Mortality as a result of pleural mesothelioma in the Netherlands was predicted to be 44% lower than previously estimated.
The demographic shift towards older populations is increasingly important for the incidence of pleural mesothelioma.
Predictions of future trends in mortality should be evaluated with regard to sensitivity to assumptions and uncertainties in the statistical modelling.
The large number of asbestos related deaths to be expected in the next 30 years warrants a stringent policy with regard to asbestos exposure.
It is advised to regularly update predictions of future trends in pleural mesothelioma mortality as more mortality data accrues.
Although the aforementioned sources of uncertainty apply to both men and women, women have to be considered separately. The age specific rates increased at much lower magnitude than in men. There were few differences among the four models and all models predicted a decrease in deaths of women after 2007. In the Netherlands, women have been far away from asbestos related activities and, thus, this is the main plausible reason for the small number of cases among women.6 However, it is unclear whether the occurrence of pleural mesothelioma among women may partly reflect the effects of environmentally related asbestos exposure.

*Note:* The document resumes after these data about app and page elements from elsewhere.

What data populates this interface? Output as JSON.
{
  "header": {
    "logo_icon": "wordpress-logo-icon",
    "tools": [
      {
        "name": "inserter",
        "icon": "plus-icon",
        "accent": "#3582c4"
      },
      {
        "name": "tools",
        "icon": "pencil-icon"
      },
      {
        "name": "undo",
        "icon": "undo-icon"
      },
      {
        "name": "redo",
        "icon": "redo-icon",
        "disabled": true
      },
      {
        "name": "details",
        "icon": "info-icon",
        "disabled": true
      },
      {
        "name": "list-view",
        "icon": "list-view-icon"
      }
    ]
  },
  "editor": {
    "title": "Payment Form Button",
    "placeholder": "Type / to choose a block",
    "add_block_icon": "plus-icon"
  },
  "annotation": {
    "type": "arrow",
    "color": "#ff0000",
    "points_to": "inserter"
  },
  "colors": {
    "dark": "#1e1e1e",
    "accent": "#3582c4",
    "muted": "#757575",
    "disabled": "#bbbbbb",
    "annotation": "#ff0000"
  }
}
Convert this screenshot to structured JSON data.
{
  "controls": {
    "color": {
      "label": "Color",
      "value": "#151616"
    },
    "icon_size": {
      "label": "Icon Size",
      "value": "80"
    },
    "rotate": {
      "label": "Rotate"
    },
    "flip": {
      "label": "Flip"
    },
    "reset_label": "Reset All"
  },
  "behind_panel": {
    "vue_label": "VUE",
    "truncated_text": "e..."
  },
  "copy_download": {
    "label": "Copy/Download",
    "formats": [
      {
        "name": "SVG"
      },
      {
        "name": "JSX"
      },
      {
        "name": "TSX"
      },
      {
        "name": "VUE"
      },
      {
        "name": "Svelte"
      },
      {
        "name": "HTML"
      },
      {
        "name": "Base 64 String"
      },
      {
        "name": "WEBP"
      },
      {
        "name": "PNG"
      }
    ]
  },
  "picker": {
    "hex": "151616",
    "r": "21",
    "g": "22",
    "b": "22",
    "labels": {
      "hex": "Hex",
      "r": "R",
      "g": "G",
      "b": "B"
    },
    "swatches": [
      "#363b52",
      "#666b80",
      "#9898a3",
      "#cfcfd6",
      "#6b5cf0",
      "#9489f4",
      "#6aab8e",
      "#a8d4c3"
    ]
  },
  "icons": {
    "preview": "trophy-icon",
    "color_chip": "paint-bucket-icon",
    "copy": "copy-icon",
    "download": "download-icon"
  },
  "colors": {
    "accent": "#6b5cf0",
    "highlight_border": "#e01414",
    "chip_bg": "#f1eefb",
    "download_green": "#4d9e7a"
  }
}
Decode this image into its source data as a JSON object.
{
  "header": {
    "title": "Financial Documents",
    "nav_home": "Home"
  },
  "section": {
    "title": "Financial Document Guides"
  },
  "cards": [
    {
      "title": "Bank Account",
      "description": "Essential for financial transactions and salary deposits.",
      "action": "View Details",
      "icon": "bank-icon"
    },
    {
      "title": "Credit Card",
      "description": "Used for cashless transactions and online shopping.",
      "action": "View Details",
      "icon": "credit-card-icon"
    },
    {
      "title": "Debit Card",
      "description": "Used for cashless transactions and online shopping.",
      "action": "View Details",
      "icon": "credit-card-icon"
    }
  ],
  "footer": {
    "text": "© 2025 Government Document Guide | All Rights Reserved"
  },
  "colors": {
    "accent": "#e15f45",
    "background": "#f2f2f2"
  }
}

In conclusion, the presented prediction updates the forecast of pleural mesothelioma mortality from 2000 to 2028, taking into account the latest available information on observed mortality. The death toll is predicted to be 44% lower than previously expected.6,9 The sensitivity analysis indicated that the predictions were most influenced by differences in age specific rates and, to a lesser extent, assumptions about the birth cohort risks. The ageing process in society, initial asbestos control measures, as well as changes of pleural mesothelioma coding, may also play a role in the predictions. The impact of these effects on the pleural mesothelioma mortality will be revealed over time. It is advised to update the predictions of mortality owing to pleural mesothelioma at regular intervals in order to keep track of the uncertainties in the current predictions.
This study was performed while the first author was pursuing a Master of Science in Clinical Epidemiology at the Netherlands Institute for Health Sciences, supported by the University Fellowship Program (UFP) of the Netherlands Organisation for Higher Education (NUFFIC).